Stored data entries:
# # #

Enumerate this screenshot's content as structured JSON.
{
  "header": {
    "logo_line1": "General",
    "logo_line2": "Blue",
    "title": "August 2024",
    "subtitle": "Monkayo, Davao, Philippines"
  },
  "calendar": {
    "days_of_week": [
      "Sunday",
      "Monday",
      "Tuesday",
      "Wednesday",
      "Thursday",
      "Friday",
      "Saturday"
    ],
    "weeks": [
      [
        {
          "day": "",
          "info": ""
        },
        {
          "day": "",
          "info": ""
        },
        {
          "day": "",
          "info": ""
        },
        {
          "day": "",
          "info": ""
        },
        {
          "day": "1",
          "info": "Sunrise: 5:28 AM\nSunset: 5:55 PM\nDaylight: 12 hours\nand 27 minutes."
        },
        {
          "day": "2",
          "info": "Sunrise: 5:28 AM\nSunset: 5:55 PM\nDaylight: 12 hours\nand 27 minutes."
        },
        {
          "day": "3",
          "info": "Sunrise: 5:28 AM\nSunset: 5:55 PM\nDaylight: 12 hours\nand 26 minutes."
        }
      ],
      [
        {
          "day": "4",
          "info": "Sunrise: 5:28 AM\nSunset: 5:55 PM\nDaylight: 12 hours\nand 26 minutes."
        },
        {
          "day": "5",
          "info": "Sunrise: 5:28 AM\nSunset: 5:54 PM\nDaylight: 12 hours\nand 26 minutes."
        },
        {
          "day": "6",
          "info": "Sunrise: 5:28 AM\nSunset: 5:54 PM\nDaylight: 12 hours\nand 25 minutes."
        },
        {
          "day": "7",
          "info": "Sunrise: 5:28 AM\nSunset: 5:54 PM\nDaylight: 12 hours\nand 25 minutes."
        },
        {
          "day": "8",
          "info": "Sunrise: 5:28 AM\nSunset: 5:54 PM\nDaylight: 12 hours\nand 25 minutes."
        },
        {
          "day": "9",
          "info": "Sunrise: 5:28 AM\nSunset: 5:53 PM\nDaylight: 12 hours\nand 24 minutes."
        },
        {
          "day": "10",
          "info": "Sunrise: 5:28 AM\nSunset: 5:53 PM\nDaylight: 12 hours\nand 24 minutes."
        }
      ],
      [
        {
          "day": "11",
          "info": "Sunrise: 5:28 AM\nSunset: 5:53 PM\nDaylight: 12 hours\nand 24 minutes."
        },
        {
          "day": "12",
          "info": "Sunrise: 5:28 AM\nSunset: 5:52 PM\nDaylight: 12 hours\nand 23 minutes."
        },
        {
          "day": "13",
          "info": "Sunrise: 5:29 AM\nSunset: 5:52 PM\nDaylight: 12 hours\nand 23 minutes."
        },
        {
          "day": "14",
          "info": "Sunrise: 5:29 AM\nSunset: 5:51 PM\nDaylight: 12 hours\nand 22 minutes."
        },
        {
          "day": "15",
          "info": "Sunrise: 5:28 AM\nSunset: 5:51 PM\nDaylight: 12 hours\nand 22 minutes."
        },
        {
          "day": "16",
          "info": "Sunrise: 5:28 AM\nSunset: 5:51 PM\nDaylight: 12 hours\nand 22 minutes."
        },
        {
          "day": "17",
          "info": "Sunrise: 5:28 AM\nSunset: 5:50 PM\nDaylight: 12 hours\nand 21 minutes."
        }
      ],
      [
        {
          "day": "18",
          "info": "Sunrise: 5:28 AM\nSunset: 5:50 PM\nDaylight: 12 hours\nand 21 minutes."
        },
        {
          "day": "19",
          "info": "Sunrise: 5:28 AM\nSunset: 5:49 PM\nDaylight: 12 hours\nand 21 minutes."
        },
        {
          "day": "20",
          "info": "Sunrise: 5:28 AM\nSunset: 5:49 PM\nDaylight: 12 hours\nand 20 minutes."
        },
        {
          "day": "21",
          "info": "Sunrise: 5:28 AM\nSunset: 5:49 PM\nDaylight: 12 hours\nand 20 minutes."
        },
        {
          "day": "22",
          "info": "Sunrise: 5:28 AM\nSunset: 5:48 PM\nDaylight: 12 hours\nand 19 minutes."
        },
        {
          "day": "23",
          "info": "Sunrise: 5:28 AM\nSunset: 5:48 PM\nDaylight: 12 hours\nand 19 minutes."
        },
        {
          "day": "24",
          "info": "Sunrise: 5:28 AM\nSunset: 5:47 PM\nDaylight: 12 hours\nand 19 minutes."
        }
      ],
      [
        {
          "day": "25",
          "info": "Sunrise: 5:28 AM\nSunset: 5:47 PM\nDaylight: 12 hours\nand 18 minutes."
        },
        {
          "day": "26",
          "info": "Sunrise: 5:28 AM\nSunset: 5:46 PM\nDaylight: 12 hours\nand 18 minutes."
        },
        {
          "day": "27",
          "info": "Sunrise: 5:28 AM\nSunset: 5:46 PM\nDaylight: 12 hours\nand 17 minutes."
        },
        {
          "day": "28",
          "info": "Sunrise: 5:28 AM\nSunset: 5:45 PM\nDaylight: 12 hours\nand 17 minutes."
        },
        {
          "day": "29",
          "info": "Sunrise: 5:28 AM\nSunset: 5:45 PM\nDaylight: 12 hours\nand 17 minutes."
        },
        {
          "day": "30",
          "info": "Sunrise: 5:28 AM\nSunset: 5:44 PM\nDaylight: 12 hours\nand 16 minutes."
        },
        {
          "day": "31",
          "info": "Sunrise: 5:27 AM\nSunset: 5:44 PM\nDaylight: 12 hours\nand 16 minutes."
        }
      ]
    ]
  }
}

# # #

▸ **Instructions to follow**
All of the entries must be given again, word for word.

▸ **Worked solution**
Enumerate this screenshot's content as structured JSON.
{
  "header": {
    "logo_line1": "General",
    "logo_line2": "Blue",
    "title": "August 2024",
    "subtitle": "Monkayo, Davao, Philippines"
  },
  "calendar": {
    "days_of_week": [
      "Sunday",
      "Monday",
      "Tuesday",
      "Wednesday",
      "Thursday",
      "Friday",
      "Saturday"
    ],
    "weeks": [
      [
        {
          "day": "",
          "info": ""
        },
        {
          "day": "",
          "info": ""
        },
        {
          "day": "",
          "info": ""
        },
        {
          "day": "",
          "info": ""
        },
        {
          "day": "1",
          "info": "Sunrise: 5:28 AM\nSunset: 5:55 PM\nDaylight: 12 hours\nand 27 minutes."
        },
        {
          "day": "2",
          "info": "Sunrise: 5:28 AM\nSunset: 5:55 PM\nDaylight: 12 hours\nand 27 minutes."
        },
        {
          "day": "3",
          "info": "Sunrise: 5:28 AM\nSunset: 5:55 PM\nDaylight: 12 hours\nand 26 minutes."
        }
      ],
      [
        {
          "day": "4",
          "info": "Sunrise: 5:28 AM\nSunset: 5:55 PM\nDaylight: 12 hours\nand 26 minutes."
        },
        {
          "day": "5",
          "info": "Sunrise: 5:28 AM\nSunset: 5:54 PM\nDaylight: 12 hours\nand 26 minutes."
        },
        {
          "day": "6",
          "info": "Sunrise: 5:28 AM\nSunset: 5:54 PM\nDaylight: 12 hours\nand 25 minutes."
        },
        {
          "day": "7",
          "info": "Sunrise: 5:28 AM\nSunset: 5:54 PM\nDaylight: 12 hours\nand 25 minutes."
        },
        {
          "day": "8",
          "info": "Sunrise: 5:28 AM\nSunset: 5:54 PM\nDaylight: 12 hours\nand 25 minutes."
        },
        {
          "day": "9",
          "info": "Sunrise: 5:28 AM\nSunset: 5:53 PM\nDaylight: 12 hours\nand 24 minutes."
        },
        {
          "day": "10",
          "info": "Sunrise: 5:28 AM\nSunset: 5:53 PM\nDaylight: 12 hours\nand 24 minutes."
        }
      ],
      [
        {
          "day": "11",
          "info": "Sunrise: 5:28 AM\nSunset: 5:53 PM\nDaylight: 12 hours\nand 24 minutes."
        },
        {
          "day": "12",
          "info": "Sunrise: 5:28 AM\nSunset: 5:52 PM\nDaylight: 12 hours\nand 23 minutes."
        },
        {
          "day": "13",
          "info": "Sunrise: 5:29 AM\nSunset: 5:52 PM\nDaylight: 12 hours\nand 23 minutes."
        },
        {
          "day": "14",
          "info": "Sunrise: 5:29 AM\nSunset: 5:51 PM\nDaylight: 12 hours\nand 22 minutes."
        },
        {
          "day": "15",
          "info": "Sunrise: 5:28 AM\nSunset: 5:51 PM\nDaylight: 12 hours\nand 22 minutes."
        },
        {
          "day": "16",
          "info": "Sunrise: 5:28 AM\nSunset: 5:51 PM\nDaylight: 12 hours\nand 22 minutes."
        },
        {
          "day": "17",
          "info": "Sunrise: 5:28 AM\nSunset: 5:50 PM\nDaylight: 12 hours\nand 21 minutes."
        }
      ],
      [
        {
          "day": "18",
          "info": "Sunrise: 5:28 AM\nSunset: 5:50 PM\nDaylight: 12 hours\nand 21 minutes."
        },
        {
          "day": "19",
          "info": "Sunrise: 5:28 AM\nSunset: 5:49 PM\nDaylight: 12 hours\nand 21 minutes."
        },
        {
          "day": "20",
          "info": "Sunrise: 5:28 AM\nSunset: 5:49 PM\nDaylight: 12 hours\nand 20 minutes."
        },
        {
          "day": "21",
          "info": "Sunrise: 5:28 AM\nSunset: 5:49 PM\nDaylight: 12 hours\nand 20 minutes."
        },
        {
          "day": "22",
          "info": "Sunrise: 5:28 AM\nSunset: 5:48 PM\nDaylight: 12 hours\nand 19 minutes."
        },
        {
          "day": "23",
          "info": "Sunrise: 5:28 AM\nSunset: 5:48 PM\nDaylight: 12 hours\nand 19 minutes."
        },
        {
          "day": "24",
          "info": "Sunrise: 5:28 AM\nSunset: 5:47 PM\nDaylight: 12 hours\nand 19 minutes."
        }
      ],
      [
        {
          "day": "25",
          "info": "Sunrise: 5:28 AM\nSunset: 5:47 PM\nDaylight: 12 hours\nand 18 minutes."
        },
        {
          "day": "26",
          "info": "Sunrise: 5:28 AM\nSunset: 5:46 PM\nDaylight: 12 hours\nand 18 minutes."
        },
        {
          "day": "27",
          "info": "Sunrise: 5:28 AM\nSunset: 5:46 PM\nDaylight: 12 hours\nand 17 minutes."
        },
        {
          "day": "28",
          "info": "Sunrise: 5:28 AM\nSunset: 5:45 PM\nDaylight: 12 hours\nand 17 minutes."
        },
        {
          "day": "29",
          "info": "Sunrise: 5:28 AM\nSunset: 5:45 PM\nDaylight: 12 hours\nand 17 minutes."
        },
        {
          "day": "30",
          "info": "Sunrise: 5:28 AM\nSunset: 5:44 PM\nDaylight: 12 hours\nand 16 minutes."
        },
        {
          "day": "31",
          "info": "Sunrise: 5:27 AM\nSunset: 5:44 PM\nDaylight: 12 hours\nand 16 minutes."
        }
      ]
    ]
  }
}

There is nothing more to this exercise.